* restaurants are to be evaluated on an ongoing basis (not clearly defined in the media statement, but hints at evaluating menu changes linked to seasonal changes, as well as other restaurant changes) and each of the judges will evaluate each of the candidate Top 10 restaurants).
* chefs will be able to access their audited judging performance after the Awards ceremony, in the ‘interest of transparency’.
Ms Lamb said that she was heartened by the frank feedback she and her team received from the industry, and the willingness of top chefs as well as those aspiring to make it to the top to participate in the ideas exchange, “…believing that making the Awards ongoing and credible for years to come is most beneficial to the entire industry‘. Unfortunately, from a purist market research perspective, the results from the qualitative research were quantified, an absolute no-no, given the small sample size!
A diner survey, sent to the Eat Out e-mail list that receives the weekly newsletter, it would appear, received good support from 750 readers, in terms of sample size (the mailing list size was not revealed) and feedback. Eat Out was said by 82% to be trustworthy as a brand, and its Awards were supported by 77%. Three quarters of the respondents had eaten at a Top 10 restaurant in the past year, showing that the Awards drive diners to the top restaurants, Mrs Donnelly said. She is quoted as lauding the ‘credibility’ of the Eat Out Awards, yet New Media Publishing would not have conducted the surveys amongst the top chefs and diners had all been in order, reflecting that she may still not have got the message that she severely affected the credibility of the Eat Out Top 10 Restaurant Awards in the past two years, making her concluding statement in the media release inappropriate and arrogant: ‘Collectively the feedback reaffirms that the Eat Out brand is seen very much as the gold standard of the South African culinary industry. With a heritage of celebrating excellence, Eat Out carries the highest credibility amongst chefs, restaurateurs and diners’.
It will be interesting to see how the 2014 Eat Out Restaurant Awards evolve this year, given the changes announced by New Media Publishing yesterday. While the research conducted and changes announced are commendable, they reflect that New Media Publishing recognises that the judging process and therefore the results of the past two years were not optimal. One would hope, in the interest of transparency, that the company can express this to the industry in the process of moving forward and leaving the mistakes of the past behind!

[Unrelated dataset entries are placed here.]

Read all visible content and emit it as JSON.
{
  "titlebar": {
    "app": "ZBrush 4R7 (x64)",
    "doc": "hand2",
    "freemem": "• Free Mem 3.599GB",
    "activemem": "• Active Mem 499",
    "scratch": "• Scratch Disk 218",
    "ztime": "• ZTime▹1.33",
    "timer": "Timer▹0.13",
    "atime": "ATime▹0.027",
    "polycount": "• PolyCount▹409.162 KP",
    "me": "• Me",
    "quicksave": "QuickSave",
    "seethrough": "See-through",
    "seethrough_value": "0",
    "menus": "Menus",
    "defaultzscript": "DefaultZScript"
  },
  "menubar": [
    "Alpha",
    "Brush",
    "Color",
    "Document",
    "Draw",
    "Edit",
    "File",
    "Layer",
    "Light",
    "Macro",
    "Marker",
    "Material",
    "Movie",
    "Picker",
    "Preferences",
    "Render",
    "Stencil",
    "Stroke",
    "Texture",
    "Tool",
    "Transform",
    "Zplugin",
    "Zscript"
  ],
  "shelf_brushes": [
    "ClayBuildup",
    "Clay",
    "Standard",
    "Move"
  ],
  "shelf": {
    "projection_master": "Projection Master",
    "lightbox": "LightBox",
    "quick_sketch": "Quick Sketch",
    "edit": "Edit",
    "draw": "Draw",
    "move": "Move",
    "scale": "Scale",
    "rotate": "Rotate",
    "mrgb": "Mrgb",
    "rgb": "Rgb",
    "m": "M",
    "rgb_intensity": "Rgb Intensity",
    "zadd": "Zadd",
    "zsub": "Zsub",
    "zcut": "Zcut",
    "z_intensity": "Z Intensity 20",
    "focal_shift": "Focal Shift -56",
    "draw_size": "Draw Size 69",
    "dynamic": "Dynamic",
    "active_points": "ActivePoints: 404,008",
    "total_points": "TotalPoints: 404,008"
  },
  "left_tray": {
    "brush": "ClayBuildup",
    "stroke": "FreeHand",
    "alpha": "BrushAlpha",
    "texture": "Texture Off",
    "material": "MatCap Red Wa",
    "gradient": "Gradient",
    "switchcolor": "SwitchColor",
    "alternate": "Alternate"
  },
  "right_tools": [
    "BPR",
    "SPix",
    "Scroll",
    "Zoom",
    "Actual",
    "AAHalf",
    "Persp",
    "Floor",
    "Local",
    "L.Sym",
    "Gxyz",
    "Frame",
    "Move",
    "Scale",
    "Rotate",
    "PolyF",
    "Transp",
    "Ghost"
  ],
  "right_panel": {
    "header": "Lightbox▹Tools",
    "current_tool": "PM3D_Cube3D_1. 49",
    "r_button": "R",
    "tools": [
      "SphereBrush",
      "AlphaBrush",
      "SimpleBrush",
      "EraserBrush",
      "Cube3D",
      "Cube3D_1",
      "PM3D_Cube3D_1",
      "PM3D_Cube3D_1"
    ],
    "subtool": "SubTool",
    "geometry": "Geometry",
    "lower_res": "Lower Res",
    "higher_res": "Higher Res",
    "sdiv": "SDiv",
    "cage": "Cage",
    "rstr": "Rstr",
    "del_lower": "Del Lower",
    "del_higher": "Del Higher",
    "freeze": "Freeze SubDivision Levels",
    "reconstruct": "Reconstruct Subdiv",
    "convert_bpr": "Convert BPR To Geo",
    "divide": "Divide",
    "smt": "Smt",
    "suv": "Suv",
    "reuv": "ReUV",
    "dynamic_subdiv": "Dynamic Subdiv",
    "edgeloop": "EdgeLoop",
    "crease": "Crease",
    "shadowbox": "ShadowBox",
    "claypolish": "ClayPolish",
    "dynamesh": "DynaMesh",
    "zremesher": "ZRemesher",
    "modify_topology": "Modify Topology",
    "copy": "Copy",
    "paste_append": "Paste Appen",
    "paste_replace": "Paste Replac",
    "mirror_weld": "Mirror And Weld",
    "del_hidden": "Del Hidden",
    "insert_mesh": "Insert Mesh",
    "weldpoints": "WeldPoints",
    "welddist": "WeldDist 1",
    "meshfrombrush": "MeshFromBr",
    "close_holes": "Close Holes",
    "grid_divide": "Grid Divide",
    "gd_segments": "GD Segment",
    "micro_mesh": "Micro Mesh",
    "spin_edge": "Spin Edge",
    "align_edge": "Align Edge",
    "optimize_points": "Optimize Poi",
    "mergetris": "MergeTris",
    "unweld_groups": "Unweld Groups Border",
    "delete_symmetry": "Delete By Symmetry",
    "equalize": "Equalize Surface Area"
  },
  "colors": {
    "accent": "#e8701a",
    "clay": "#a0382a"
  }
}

POSTSCRIPT 7/8: Über controversial Eat Out Top 10 Restaurant 2012 international judge Bruce Palling has left the Wall Street Journal Europe and has joined Perowne Charles Communications to set up its food and drink division. ‘Palling will lead PCC’s account team representing well-known food and drinks brands, Michelin-star chefs as well as new launches, with clients including Epicure at Le Bristol Paris and Aziamendi at Iniala Beach House in Phuket‘. Funny is reading the agency’s blogpost about Palling’s appointment, clearly written by him and how he quotes his Eat Out excursion in his ‘CV’!
Chris von Ulmenstein, Whale Cottage Portfolio: www.whalecottage.com Twitter: @WhaleCottage